Regular Expressions Word Boundary

From WikiOD
Revision as of 04:05, 14 June 2021 by Admin (talk | contribs) (Text replacement - "{{note| This article is an extract of the original Stack Overflow Documentation created by contributors and released under [ CC BY-SA 3.0]. This website is not affiliated with Stack Overflow }}" to "{{note| Credit:Stack_Overflow_Documentation }}")
(diff) ← Older revision | Latest revision (diff) | Newer revision → (diff)

Syntax[edit | edit source]

  • POSIX style, end of word: [[:>:]]
  • POSIX style, start of word: [[:<:]]
  • POSIX style, word boundary: [[:<:][:>:]]
  • SVR4/GNU, end of word: \>
  • SVR4/GNU, start of word: \<
  • Perl/GNU, word boundary: \b
  • Tcl, end of word: \M
  • Tcl, start of word: \m
  • Tcl, word boundary: \y
  • Portable ERE, start of word: (^|[^[:alnum:]_])
  • Portable ERE, end of word: ([^[:alnum:]_]|$)

Remarks[edit | edit source]

Additional Resources[edit | edit source]

Word boundaries[edit | edit source]

The \b metacharacter[edit | edit source]

To make it easier to find whole words, we can use the metacharacter \b. It marks the beginning and the end of an alphanumeric sequence*. Also, since it only serves to mark this locations, it actually matches no character on its own.

*: It is common to call an alphanumeric sequence a word, since we can catch it's characters with a \w (the word characters class). This can be misleading, though, since \w also includes numbers and, in most flavors, the underscore.

Examples:[edit | edit source]

Regex Input Matches?
\bstack\b stackoverflow No, since there's no ocurrence of the whole word stack
\bstack\b foo stack bar Yes, since there's nothing before nor after stack
\bstack\b stack!overflow Yes: there's nothing before stack and !is not a word character
\bstack stackoverflow Yes, since there's nothing before stack
overflow\b stackoverflow Yes, since there's nothing after overflow

The \B metacharacter[edit | edit source]

This is the opposite of \b, matching against the location of every non-boundary character. Like \b, since it matches locations, it matches no character on its own. It is useful for finding non whole words.

Examples:[edit | edit source]

Regex Input Matches?
\Bb\B abc Yes, since b is not surrounded by word boundaries.
\Ba\B abc No, a has a word boundary on its left side.
a\B abc Yes, a does not have a word boundary on its right side.
\B,\B a,,,b Yes, it matches the second comma because \B will also match the space between two non-word characters (it should be noted that there is a word boundary to the left of the first comma and to the right of the second).

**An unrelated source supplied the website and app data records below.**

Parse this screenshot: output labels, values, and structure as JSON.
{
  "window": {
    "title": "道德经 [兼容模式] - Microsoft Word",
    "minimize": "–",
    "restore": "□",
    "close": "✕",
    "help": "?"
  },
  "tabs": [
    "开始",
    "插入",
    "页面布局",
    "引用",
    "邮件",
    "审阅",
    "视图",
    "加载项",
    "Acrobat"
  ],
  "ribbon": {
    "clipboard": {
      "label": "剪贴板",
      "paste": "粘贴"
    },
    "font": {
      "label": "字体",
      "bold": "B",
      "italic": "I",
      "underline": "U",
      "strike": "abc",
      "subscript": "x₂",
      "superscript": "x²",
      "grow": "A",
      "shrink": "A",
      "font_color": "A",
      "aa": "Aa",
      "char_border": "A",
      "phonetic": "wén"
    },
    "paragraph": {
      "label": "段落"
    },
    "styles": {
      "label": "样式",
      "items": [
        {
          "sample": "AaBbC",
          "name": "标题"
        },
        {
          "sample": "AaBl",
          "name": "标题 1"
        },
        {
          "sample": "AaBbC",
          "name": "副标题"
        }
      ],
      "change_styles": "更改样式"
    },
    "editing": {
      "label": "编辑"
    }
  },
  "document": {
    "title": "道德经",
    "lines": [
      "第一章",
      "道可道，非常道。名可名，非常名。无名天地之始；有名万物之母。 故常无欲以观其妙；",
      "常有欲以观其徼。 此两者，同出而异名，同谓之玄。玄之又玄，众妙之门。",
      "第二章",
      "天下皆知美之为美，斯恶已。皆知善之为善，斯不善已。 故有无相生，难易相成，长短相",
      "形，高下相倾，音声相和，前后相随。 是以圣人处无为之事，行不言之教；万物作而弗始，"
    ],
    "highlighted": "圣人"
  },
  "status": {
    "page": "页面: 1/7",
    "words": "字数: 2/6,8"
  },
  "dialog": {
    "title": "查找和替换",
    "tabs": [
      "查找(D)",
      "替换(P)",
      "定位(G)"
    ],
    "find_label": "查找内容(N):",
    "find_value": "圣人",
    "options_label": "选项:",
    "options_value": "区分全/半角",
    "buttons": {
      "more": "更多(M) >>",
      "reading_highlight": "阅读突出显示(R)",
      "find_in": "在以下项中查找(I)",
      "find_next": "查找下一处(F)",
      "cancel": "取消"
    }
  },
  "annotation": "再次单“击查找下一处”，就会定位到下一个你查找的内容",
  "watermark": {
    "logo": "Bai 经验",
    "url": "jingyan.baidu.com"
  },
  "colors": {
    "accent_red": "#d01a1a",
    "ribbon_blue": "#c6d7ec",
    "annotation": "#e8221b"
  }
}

Find patterns at the beginning or end of a word[edit | edit source]

Examine the following strings:

  • the regular expression bar will match all four strings,
  • \bbar\b will only match the 2nd,
  • bar\b will be able to match the 2nd and 3rd strings, and
  • \bbar will match the 2nd and 4th strings.

Match complete word[edit | edit source]


will match the complete word with no alphanumeric and _ preceding or following by it.

Taking from

There are three different positions that qualify as word boundaries:

  1. Before the first character in the string, if the first character is a word character.
  2. After the last character in the string, if the last character is a word character.
  3. Between two characters in the string, where one is a word character and the other is not a word character.

The term word character here means any of the following

  1. Alphabet([a-zA-Z])
  2. Number([0-9])
  3. Underscore _

In short, word character = \w = [a-zA-Z0-9_]

Make text shorter but don't break last word[edit | edit source]

To make long text at most N characters long but leave last word intact, use .{0,N}\b pattern: